[Source data]:
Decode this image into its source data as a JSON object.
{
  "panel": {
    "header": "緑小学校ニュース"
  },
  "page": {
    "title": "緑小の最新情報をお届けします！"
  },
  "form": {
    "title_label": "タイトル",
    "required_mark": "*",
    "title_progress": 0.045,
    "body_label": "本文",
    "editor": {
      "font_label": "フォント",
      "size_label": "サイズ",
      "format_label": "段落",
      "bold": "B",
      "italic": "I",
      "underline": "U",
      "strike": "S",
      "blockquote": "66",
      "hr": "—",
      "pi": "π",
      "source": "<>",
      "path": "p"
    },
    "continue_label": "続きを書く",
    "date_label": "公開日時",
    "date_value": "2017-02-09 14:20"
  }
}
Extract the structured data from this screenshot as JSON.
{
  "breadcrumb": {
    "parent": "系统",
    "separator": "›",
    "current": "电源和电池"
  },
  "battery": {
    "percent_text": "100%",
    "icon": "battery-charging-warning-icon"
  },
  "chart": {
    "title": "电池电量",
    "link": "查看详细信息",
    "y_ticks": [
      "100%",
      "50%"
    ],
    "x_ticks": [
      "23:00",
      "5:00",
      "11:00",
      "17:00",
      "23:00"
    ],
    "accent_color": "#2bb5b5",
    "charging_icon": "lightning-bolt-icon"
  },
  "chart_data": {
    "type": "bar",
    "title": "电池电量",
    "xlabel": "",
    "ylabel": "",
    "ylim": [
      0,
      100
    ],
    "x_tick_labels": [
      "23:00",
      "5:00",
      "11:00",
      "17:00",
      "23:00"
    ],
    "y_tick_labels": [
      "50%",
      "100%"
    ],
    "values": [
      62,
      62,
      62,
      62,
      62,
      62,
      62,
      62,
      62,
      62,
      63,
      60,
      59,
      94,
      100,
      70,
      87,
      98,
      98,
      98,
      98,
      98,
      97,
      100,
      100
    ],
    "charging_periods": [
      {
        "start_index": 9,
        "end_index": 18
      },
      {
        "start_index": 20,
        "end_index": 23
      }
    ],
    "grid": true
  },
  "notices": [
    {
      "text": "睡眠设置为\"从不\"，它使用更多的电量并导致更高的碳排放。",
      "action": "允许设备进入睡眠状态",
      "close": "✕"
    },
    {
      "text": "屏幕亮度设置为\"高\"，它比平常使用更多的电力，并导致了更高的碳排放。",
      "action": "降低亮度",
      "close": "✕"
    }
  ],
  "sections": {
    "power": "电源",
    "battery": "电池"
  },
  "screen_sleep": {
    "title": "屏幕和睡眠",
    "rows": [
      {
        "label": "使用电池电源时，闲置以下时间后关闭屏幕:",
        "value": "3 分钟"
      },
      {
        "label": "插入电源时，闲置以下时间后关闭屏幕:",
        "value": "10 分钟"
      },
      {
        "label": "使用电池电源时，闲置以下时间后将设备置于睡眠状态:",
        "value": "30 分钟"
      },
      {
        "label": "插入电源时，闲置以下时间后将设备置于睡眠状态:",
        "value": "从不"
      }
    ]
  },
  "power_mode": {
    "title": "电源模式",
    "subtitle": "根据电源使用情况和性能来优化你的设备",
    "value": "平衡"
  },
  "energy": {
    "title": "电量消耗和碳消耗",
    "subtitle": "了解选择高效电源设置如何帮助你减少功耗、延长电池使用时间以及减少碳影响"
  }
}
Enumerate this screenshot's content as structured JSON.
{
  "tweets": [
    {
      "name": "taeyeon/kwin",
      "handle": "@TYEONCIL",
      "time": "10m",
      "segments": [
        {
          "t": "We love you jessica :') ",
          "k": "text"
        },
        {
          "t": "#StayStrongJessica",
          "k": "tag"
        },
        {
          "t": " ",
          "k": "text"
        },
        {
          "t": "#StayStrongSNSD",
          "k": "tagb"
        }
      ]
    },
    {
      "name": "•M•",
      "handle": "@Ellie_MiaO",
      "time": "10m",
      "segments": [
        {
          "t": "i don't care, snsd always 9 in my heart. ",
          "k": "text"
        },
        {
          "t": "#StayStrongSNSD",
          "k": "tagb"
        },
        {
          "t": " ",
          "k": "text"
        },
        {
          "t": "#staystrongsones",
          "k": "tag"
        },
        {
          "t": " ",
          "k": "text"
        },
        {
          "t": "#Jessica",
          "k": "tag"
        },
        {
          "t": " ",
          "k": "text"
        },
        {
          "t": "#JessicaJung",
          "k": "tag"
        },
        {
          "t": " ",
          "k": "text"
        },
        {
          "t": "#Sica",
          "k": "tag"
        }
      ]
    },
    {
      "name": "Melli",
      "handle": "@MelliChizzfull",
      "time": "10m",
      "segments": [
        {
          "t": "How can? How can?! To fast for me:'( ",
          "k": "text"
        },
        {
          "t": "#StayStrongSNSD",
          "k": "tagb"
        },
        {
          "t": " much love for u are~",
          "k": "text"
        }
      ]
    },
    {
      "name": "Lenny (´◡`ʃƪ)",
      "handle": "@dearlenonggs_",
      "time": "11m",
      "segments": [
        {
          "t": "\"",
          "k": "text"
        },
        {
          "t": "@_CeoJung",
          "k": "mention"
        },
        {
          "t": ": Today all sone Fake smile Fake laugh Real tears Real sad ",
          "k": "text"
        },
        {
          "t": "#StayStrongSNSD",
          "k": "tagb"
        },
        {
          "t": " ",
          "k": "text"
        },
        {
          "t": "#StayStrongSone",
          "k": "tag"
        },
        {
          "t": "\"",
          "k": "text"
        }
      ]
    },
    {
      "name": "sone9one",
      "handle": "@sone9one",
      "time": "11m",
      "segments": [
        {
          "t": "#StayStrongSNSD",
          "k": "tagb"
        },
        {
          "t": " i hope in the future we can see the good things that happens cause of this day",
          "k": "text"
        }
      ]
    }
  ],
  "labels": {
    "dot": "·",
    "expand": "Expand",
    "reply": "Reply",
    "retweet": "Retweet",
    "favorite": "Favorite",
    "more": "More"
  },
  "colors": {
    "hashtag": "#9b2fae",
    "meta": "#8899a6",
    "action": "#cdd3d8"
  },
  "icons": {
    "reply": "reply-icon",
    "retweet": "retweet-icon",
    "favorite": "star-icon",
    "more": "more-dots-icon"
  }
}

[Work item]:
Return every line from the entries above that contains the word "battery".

[Response to the task]:
  "battery": {
    "icon": "battery-charging-warning-icon"
    "battery": "电池"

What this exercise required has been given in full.